● PROBLEM TO SOLVE:
The word "this" occurs in some of the lines below; copy each of those lines.

[Start of Attachment]

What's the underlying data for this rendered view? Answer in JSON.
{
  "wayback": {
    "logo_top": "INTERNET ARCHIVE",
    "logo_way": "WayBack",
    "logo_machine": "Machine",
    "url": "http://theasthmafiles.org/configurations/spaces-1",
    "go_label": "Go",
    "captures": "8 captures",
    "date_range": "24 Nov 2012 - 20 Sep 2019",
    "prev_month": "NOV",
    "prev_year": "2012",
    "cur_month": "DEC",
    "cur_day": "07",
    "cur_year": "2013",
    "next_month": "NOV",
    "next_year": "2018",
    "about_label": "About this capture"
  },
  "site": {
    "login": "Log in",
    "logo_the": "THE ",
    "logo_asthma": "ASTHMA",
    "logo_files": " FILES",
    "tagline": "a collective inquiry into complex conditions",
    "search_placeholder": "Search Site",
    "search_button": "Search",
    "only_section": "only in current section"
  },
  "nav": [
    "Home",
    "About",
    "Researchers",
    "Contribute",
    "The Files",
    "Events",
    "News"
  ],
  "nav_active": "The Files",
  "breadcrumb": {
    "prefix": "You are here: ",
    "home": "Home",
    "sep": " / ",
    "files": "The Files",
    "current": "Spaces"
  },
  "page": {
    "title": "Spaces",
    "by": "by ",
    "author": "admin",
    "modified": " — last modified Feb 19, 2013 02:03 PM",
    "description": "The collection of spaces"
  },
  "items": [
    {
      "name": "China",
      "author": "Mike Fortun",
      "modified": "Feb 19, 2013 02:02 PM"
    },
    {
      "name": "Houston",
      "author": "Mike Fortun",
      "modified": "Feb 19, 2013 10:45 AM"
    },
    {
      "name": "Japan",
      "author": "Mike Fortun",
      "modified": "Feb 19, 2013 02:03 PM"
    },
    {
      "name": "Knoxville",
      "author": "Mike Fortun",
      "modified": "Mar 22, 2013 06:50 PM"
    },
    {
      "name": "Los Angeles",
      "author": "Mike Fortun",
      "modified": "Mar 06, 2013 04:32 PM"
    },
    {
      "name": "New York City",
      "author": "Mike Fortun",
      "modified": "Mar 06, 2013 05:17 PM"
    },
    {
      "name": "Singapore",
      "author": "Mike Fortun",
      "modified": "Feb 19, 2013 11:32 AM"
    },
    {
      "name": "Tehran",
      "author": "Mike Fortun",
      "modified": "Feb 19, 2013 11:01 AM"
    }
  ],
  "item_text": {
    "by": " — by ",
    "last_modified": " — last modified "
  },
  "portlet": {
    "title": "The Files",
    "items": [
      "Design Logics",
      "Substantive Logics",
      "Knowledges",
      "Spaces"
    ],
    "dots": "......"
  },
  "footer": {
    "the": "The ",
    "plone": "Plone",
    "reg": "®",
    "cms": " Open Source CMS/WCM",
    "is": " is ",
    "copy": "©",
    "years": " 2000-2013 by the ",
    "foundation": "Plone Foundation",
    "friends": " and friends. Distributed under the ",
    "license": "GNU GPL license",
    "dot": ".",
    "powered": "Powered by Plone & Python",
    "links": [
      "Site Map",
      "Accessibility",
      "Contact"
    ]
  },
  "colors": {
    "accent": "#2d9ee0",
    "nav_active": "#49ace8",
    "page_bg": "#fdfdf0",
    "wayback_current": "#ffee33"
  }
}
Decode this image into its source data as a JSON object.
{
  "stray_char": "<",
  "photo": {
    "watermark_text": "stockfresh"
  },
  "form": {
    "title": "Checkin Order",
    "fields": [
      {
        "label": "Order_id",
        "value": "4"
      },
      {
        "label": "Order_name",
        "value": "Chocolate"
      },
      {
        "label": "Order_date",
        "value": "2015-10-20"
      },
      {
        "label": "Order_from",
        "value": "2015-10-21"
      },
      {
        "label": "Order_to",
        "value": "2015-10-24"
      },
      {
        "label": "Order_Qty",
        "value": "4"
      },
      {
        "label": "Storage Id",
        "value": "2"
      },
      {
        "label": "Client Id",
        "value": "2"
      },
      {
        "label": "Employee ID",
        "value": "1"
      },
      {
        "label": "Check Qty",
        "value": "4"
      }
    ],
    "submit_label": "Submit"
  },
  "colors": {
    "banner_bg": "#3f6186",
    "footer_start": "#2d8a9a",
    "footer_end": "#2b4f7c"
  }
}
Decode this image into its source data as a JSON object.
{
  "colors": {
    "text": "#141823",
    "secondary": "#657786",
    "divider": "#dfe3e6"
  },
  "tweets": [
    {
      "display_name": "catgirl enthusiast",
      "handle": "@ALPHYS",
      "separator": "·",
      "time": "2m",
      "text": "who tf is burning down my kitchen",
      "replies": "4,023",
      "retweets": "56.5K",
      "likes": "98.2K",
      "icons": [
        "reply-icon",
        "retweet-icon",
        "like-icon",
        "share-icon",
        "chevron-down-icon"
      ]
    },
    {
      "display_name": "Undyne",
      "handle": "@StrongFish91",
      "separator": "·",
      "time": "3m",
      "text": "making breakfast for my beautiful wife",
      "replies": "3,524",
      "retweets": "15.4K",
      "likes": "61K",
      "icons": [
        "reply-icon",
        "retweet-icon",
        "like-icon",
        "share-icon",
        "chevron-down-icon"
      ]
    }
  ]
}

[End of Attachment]

● ANSWER AREA:
What's the underlying data for this rendered view? Answer in JSON.
    "about_label": "About this capture"
Decode this image into its source data as a JSON object.
Decode this image into its source data as a JSON object.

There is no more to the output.